Share on facebook
Share on google
Share on twitter
Share on email

Popular

Dr Aidin Rawshani

How to handle and inject insulin (injection technique)

How to deal with and inject insulin

To get insulin, syringes are used. There are many different types of syringes and the modern syringes are easy to handle and dose. When injecting insulin, the needle itself should be inserted through the skin so that it can be injected into the fat under the skin. It is important not to inject insulin into a muscle, as the insulin gets too fast into the bloodstream, which can lead to a fall in blood sugar (hypoglycaemia). If you experience unexpected blood sugar drops while injecting insulin, consider the following:

  • The dose may be too high.
  • You may have eaten too little before injecting insulin.
  • You may inject into a muscle.

If you suspect that you are injecting into muscle, consider changing the injection site or requesting shorter needles. If you have problems with your injections, or have a recurrent drop in blood pressure after injection of insulin, you must talk to your healthcare provider. See details below.

How to deal with insulin

Insulin used (injected) should be at room temperature and should also be stored at room temperature. The insulin not being used should be stored in a refrigerator. Do not freeze or cool insulin as this affects the activity of insulin. Avoid having your insulin in direct sunlight as it also reduces insulin effectiveness. Temperature above 25°C also means that the insulin gradually loses its effect.

Mixinsulin (Humalog Mix or Novomix), medium-acting NPH type insulin (Insulatard, Humulin NPH and Insuman Basal) should be shaken before use.

More about Insulin Insulin Injection

Insulin should be injected into the subcutaneous fat where it is absorbed into the bloodstream. If the insulin is injected into the skin, it takes longer for sufficient concentrations to be absorbed into the bloodstream because the skin has fewer blood vessels than the fat. If you inject too deep, for example into the abdominal muscles, you risk that insulin will be absorbed too quickly because there are more blood vessels in the muscles. Insulin can be injected at several sites, most commonly the injection site is the abdomen, the front or outside of the thighs, or the upper part of the buttocks.

The most common variant of insulin (Actrapid, Humulin, Insuman rapid, Insulatard, Humulun NPH, Insuman basal) is absorbed more quickly from the abdomen than from the thighs and buttocks. For direct acting insulins such as Humalog, Novorapid and Apidra, there is a difference in insulin uptake between injection sites.
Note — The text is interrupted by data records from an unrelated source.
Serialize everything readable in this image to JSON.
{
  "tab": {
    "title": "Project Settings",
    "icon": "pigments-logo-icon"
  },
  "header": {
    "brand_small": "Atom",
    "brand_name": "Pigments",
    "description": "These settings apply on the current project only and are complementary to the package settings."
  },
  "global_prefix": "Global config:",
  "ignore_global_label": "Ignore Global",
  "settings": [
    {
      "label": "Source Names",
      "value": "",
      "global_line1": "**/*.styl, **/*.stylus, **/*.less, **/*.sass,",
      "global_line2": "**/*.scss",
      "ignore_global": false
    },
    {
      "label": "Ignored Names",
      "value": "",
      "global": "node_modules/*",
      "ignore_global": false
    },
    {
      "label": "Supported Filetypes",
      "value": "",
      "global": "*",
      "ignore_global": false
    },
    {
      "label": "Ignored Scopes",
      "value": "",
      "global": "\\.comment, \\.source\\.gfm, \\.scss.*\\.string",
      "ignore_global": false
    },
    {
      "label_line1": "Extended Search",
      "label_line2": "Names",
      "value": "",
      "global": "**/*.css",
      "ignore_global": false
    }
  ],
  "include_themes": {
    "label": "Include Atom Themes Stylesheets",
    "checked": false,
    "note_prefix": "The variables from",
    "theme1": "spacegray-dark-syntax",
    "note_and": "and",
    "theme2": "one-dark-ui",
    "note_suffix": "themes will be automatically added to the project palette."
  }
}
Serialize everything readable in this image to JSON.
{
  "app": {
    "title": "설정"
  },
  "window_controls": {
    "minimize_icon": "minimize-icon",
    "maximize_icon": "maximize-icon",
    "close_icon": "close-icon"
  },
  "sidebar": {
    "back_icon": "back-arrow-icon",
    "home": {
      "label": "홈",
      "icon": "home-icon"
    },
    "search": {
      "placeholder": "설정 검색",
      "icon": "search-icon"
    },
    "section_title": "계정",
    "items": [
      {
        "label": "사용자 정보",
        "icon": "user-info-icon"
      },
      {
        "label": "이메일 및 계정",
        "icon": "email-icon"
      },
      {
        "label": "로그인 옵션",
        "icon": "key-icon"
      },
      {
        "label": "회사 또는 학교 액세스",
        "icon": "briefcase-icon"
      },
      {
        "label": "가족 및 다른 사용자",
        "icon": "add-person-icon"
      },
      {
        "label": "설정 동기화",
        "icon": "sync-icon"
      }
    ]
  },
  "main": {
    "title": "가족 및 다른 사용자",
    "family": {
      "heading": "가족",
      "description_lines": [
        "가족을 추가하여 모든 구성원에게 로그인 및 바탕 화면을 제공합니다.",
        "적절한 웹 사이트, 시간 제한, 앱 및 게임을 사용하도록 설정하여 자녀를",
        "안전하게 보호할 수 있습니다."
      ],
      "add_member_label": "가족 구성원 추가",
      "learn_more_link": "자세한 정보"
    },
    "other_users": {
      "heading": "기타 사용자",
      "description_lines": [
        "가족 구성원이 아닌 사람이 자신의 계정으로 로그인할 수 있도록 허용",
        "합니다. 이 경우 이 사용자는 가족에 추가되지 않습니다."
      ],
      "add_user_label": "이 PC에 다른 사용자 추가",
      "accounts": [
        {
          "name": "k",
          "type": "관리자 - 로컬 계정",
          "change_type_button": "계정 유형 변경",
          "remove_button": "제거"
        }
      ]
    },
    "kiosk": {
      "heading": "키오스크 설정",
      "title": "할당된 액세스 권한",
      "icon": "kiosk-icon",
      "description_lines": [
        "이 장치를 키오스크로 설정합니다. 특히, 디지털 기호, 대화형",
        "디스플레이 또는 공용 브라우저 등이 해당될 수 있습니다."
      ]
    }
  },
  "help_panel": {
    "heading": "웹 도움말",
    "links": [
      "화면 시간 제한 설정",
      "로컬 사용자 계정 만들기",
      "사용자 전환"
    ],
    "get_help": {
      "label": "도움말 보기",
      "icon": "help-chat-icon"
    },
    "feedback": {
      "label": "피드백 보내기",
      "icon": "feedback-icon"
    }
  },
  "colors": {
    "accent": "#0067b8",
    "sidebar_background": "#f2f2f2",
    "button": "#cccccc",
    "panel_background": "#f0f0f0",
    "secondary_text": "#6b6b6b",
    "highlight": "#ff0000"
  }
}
When using insulin Lantus, Abasaglar and Toujeo, the absorption time and duration are similar in the abdomen, thigh and buttock.

Insulin sortInjection area
Meal insulinAbdominal area
BasinsulinThighs or buttocks
Lantus, Absaglar,
Toujeo, Levemir,
Tresiba
Firstly, in thighs but can also be given in the abdomen or upper arm.
Mixed insulinInsulin can be given in the abdomen by breakfast and thighs or buttocks in the evening.

How to inject insulin into the abdomen, thighs or buttocks

  • First inject a few units (E) to check that the needle is working and empty it of any air.
  • Grasp a skin fold with 2-3 fingers and hold for the entire injection.
  • Insert the needle straight into the skin and inject it. Wait about 5-10 seconds before the needle is pulled out.
  • Vary the injection site with a few centimeters from time to time to avoid lipohypertrophy (thickening of the adipose tissue).
  • Do not inject through clothes.
  • The thickness of needles varies and is guided by the thickness of the subcutaneous fat.

Lipohypertrophy (fat pads) often occurs if you inject at the same site regularly or if you try to inject insulin with blunt needles. Fat pads have few blood vessels and injecting insulin into them leads to slower uptake of insulin and swinging blood sugar. If you have been given fat pads, you should avoid sticking in them, after which they disappear after a few months.

Many people with diabetes are concerned about pain when injecting insulin. There are several methods that can help avoid or minimize pain when injected. Most often, it is the length of the cannula that is the underlying cause of the pain.

5/5 (1 Review)